Roup, Hypovitaminosis A, Follicular Hypeerkeratosis, Phrynoderma, Squamous Cell Hyperplasia
Vitamin A deficiency, otherwise known as hypovitaminosis A, is a common nutritional condition affecting chickens. It occurs as a result of malnutrition, lack of the vitamin in the diet, or as a secondary result from their body's inability to absorb or store vitamin A. Vitamin A deficiency presents as a number of different clinical manifestations, ranging from xerophthalmia (dry eye), uropygial gland infection, impaired growth, and increased susceptibility to severe infection. It affects ocular tissue in two ways: by slowing the regeneration of the visual pigments following exposure to bright light and by disrupting epithelial integrity.
Risk Factors for Vitamin A Deficiency
Malnourished or starved chickens.
Feeding chickens feed which has been stored for longer than 60 days.
Lack of access to fresh forage.
The chicken has an underlying condition that is causing an impairment in vitamin A absorption or storage.
Increase access to green forage and scratching soils for insects, many of which contain high amounts of vitamin A. Purchase smaller quantities of feed so that your not feeding stale food to your flock.
Add vitamin A rich foods to rations
Cod liver oil
Mixed within feed ration at the rate of 2 tablespoons per 5 lb (65 mL per 5 kg), however used sparingly.
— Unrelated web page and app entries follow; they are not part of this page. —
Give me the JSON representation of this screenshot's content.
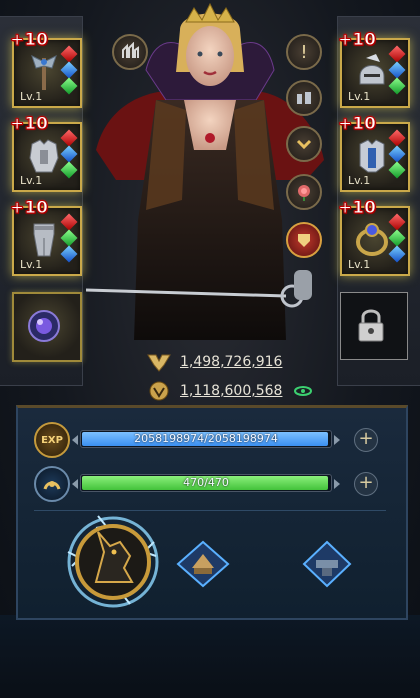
{
  "equipment": {
    "left": [
      {
        "enhance": "+10",
        "level": "Lv.1",
        "icon": "war-axe-icon"
      },
      {
        "enhance": "+10",
        "level": "Lv.1",
        "icon": "chest-armor-icon"
      },
      {
        "enhance": "+10",
        "level": "Lv.1",
        "icon": "leg-armor-icon"
      }
    ],
    "right": [
      {
        "enhance": "+10",
        "level": "Lv.1",
        "icon": "helmet-icon"
      },
      {
        "enhance": "+10",
        "level": "Lv.1",
        "icon": "plate-armor-icon"
      },
      {
        "enhance": "+10",
        "level": "Lv.1",
        "icon": "ring-icon"
      }
    ],
    "special_left": {
      "icon": "crystal-orb-icon"
    },
    "special_right": {
      "icon": "padlock-icon"
    }
  },
  "hero_actions": [
    "info-icon",
    "army-icon",
    "promote-icon",
    "rose-icon",
    "crest-icon"
  ],
  "stats": {
    "power": "1,498,726,916",
    "might": "1,118,600,568"
  },
  "bars": {
    "exp": {
      "badge": "EXP",
      "text": "2058198974/2058198974",
      "fill": 1.0,
      "color": "#3b8ff0"
    },
    "stamina": {
      "text": "470/470",
      "fill": 1.0,
      "color": "#43c23b"
    }
  },
  "skills": [
    "anubis-skill-icon",
    "camp-skill-icon",
    "anvil-skill-icon"
  ],
  "colors": {
    "gold_frame": "#caa94a",
    "exp_bar": "#3b8ff0",
    "stamina_bar": "#43c23b",
    "enhance_text": "#ff2a2a"
  }
}
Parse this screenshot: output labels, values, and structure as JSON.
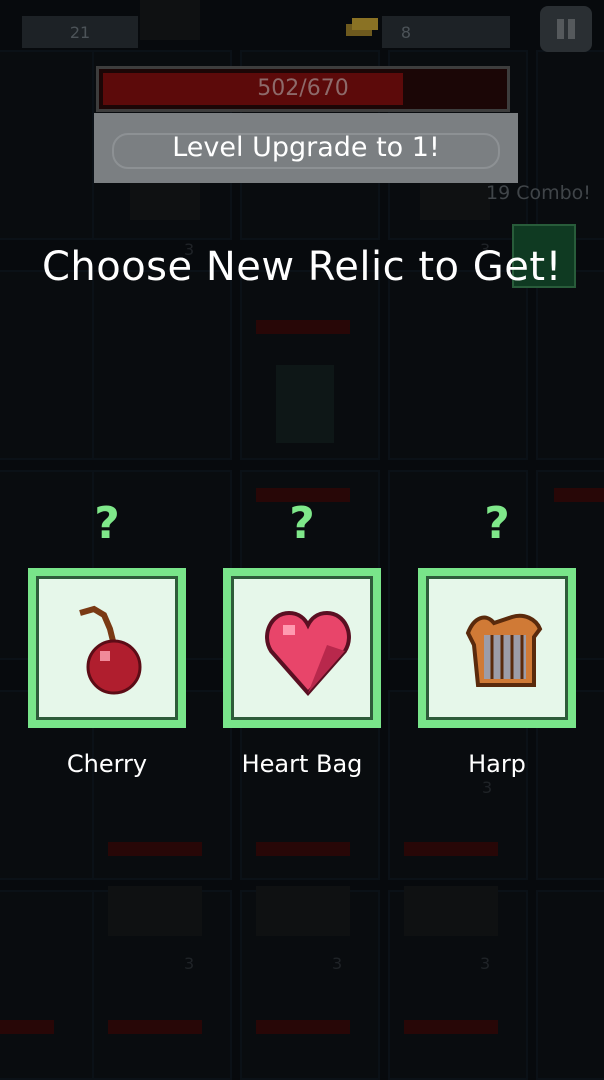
{
  "hud": {
    "left_counter": "21",
    "center_counter": "8",
    "pause_icon": "pause-icon"
  },
  "hp": {
    "text": "502/670",
    "current": 502,
    "max": 670
  },
  "banner": {
    "text": "Level Upgrade to 1!"
  },
  "combo": {
    "text": "19 Combo!"
  },
  "title": "Choose New Relic to Get!",
  "relics": [
    {
      "name": "Cherry",
      "question": "?",
      "icon": "cherry-icon"
    },
    {
      "name": "Heart Bag",
      "question": "?",
      "icon": "heart-bag-icon"
    },
    {
      "name": "Harp",
      "question": "?",
      "icon": "harp-icon"
    }
  ],
  "background": {
    "numbers": [
      "3",
      "3",
      "3",
      "3",
      "3",
      "3"
    ]
  },
  "colors": {
    "accent_green": "#79e58a",
    "question_green": "#7fe88a",
    "hp_red": "#5c0a0a"
  }
}
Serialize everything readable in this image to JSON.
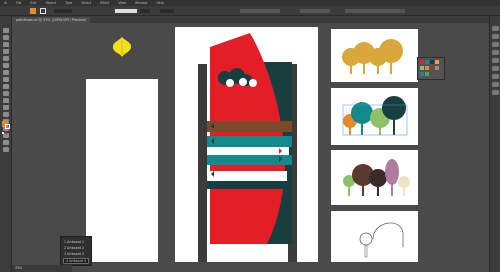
{
  "menu": {
    "items": [
      "Ai",
      "File",
      "Edit",
      "Object",
      "Type",
      "Select",
      "Effect",
      "View",
      "Window",
      "Help"
    ]
  },
  "document_tab": {
    "label": "pathfinder.ai @ 33% (CMYK/GPU Preview)"
  },
  "artboard_popup": {
    "items": [
      "1 Artboard 1",
      "2 Artboard 2",
      "3 Artboard 3",
      "4 Artboard 4"
    ],
    "selected": "4 Artboard 4"
  },
  "statusbar": {
    "zoom": "33%"
  },
  "colors": {
    "app_background": "#4a4a4a",
    "red": "#e41e26",
    "teal": "#138a8a",
    "dark_teal": "#173f3f",
    "brown": "#7b4a2a",
    "mustard": "#d9a73a",
    "yellow_leaf": "#f5df1a",
    "orange": "#e58a2c",
    "green": "#8fc16a",
    "plum": "#b07b9c",
    "cream": "#eee2c4"
  },
  "icons": [
    "leaf-icon",
    "tool-icons",
    "panel-icons"
  ]
}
Chen F, Jiang Z, Jiang S, Li L, Lin X, Gou Z, Fan Q. Dietary vitamin A supplementation improved reproductive performance by regulating ovarian expression of hormone receptors, caspase-3 and Fas in broiler breeders.. Poult Sci. (2015)